What Spock became in the later episodes is embodied by Majel Barett’s Number One. She instead is the cold logical advisor. Alas, there also something disjointed in her character. The soul of the Enterprise is missing. That soul is the Captain.
The role of “the Captain” has always been integral to Star Trek. Much like Doctor Who’s Companion, the Captain is the human character the audience can draw in on to help them navigate through the dense fantasy that is often high Sci-Fi. Hunter’s Christopher Pike fails in almost every regard to do this. He lacks any form of humor; the one joke he cracks at the end to the Doctor, is frighteningly disgusting. As a commander he seems lost and more interested in selfish pursuits of pleasure then running his ship properly. The first thing he declares is that he wants to quit! The majesty of the universe is to be guided by a man who has lost his passion for adventure. When he first descends to the Talosian surface it seems like this is a job requirement, not an expedition for knowledge and after all that is happening in this episode he begrudgingly returns to the bridge.
Ok. I am sure you are saying “Julian you are wasting your breath harping on about characters.” You are right, but I found myself feeling disconnected to the plot as frankly I did not care if Pike made it back to the Enterprise or not.
The most striking thing I take away from the episode is the inherent sexism. I forgot that at the beginning of this widely ahead of its time show, it was a bastion of orchestrated 60s moralism in space. Yes, there are at least two women in the main crew, and this is ahead of its time. But the yeoman character is largely the classic airhead women of sixties television. Number One, a women of power, does not make a single decision for herself as commander, which would not make her a women of much power. All decisions are made for by the smiling Mr. Spock or the nameless male yeoman is the blondest guy I have ever seen and I am pretty blonde. It is amazing how timid The Cage is compared to the episodes that followed. It’s a miracle the show ever made it past the Pilot.

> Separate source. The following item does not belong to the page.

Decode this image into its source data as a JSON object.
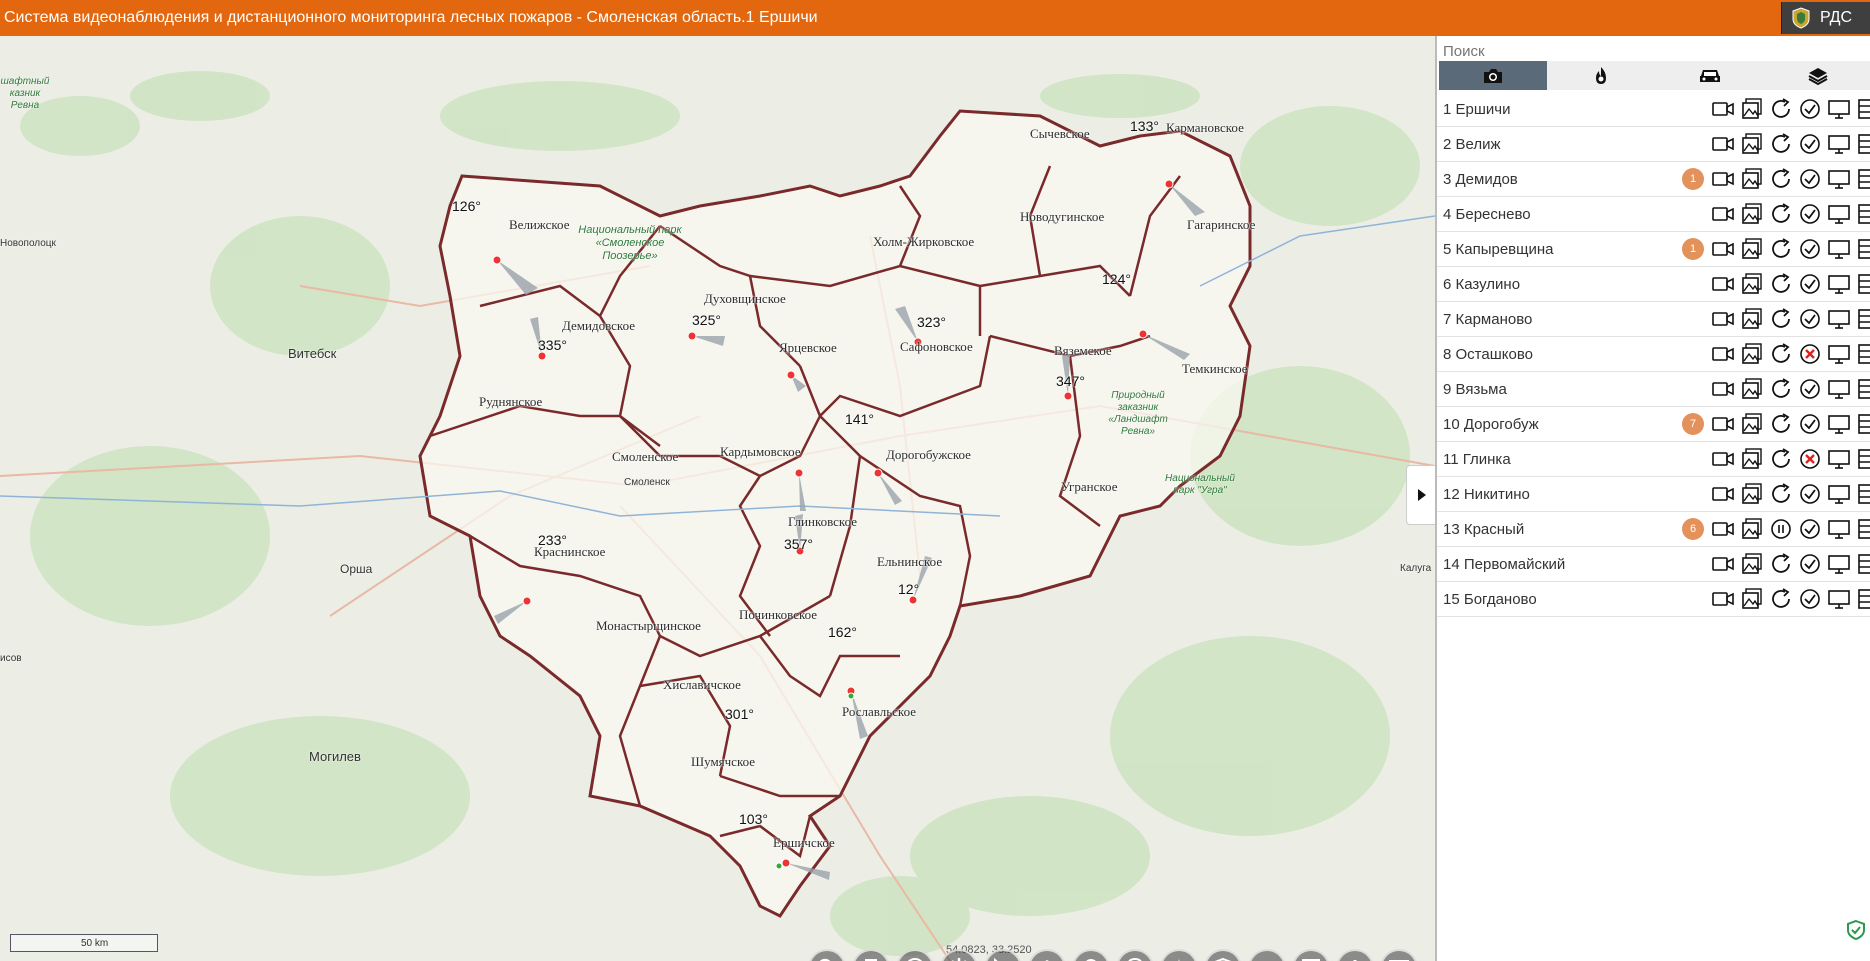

I have knowingly not delved into the themes and philosophies of this episode because I will engage with those again when I reach The Menagerie episodes later in the first the season. These episodes present the same ideas with far more thought and investigation then The Cage ever throws a blue Talosian flower at.
Sports Fans what can we say about The Cage? It is a good thing Jeffrey Hunter thought Trek was beneath him and returned to a very short film career. He is unlikable and a dinosaur. His leering at the female characters would have stunted any of the political commentary of the later episodes. It is a great thing that Roddenberry was able to creep out of the overbearing fists of network executives and produce the genius that is only episodes away. The Cage should remain where it is, at the beginning and stuck behind a forcefield under the Talosian surface.
To Part II – “Where No Man Has Gone Before“
- New Star Trek Series Could Be In The Works (thelazygeeks.com)
- Giveaway and Review: Star Trek Federation: The First 150 Years (universetoday.com)
- A Tree Full of Spocks. (bloodstonescifi.com)
- Movie Review: STAR TREK (2009) (unclenecro.wordpress.com)
Posted on October 27, 2013, in Star Trek, The Original Series and tagged Cage, Christopher Pike, Emotional Spock, Enterprise, Jeffrey Hunter, Majel Barrett, Martian Spock, Notice Pike, Roger Sterling, Spock, Star Trek, Star Trek movie, Star Trek: Enterprise, Surly Pike. Bookmark the permalink. Leave a comment.